Rather than one layer at a time, this method creates an entire object all at once, using lasers.
Imagine this, you see something online you just have to have, like a rugged smartphone case emblazoned with your favorite character. You order it and instead of waiting for it to be delivered, your 3D printer fashions it for you, to your exact specifications, in seconds. Why don’t we have this right now? 3D printers can take hours or even days to create an object, making such a scenario difficult to implement.
One researcher called it “the ultimate in the miniaturization of machinery.”
We marvel at movies like Ant Man, Inner Space, and Fantastic Voyage, where someone or something can shrink down to the nanoscale and navigate a microscopic world. Although shrinking something down with some type of laser or energy field is all but impossible today, we are beginning to exact more and more control over tinier and tinier environments.
Imagine data delivered by light. This is an important benchmark toward the development of a whole new computer.

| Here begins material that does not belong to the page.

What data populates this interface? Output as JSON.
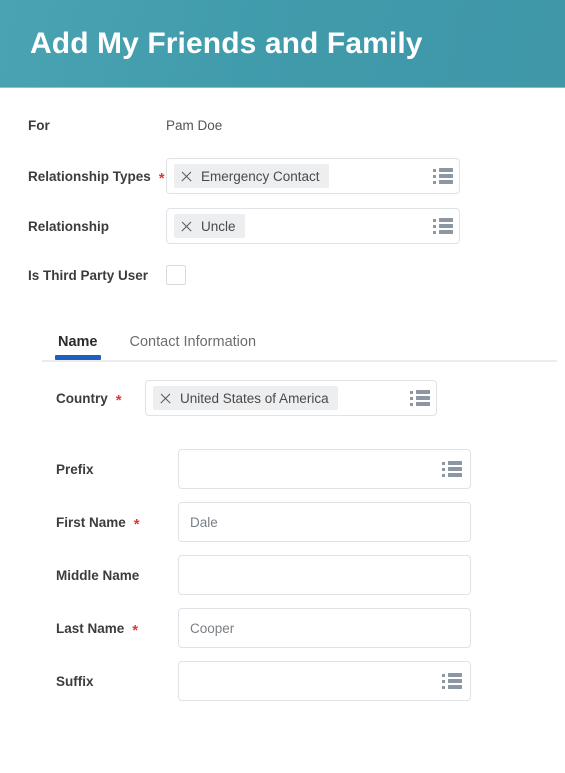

Imagine taking lightning and turning it into thunder. That’s how University of Sydney researchers explain their latest breakthrough. They’ve converted light into sound energy, a world first—and it all took place inside a special microchip they’ve designed. Computing power is going to run out; if we’re going to keep doubling computing power every 18 months, as Moore’s Law suggests, we’re going to have to outgrow the silicon microchip.
Google is closing in on achieving a major quantum computing milestone.
Studies and trials point to the potential of a rave drug becoming the newest antidepressant medication in decades.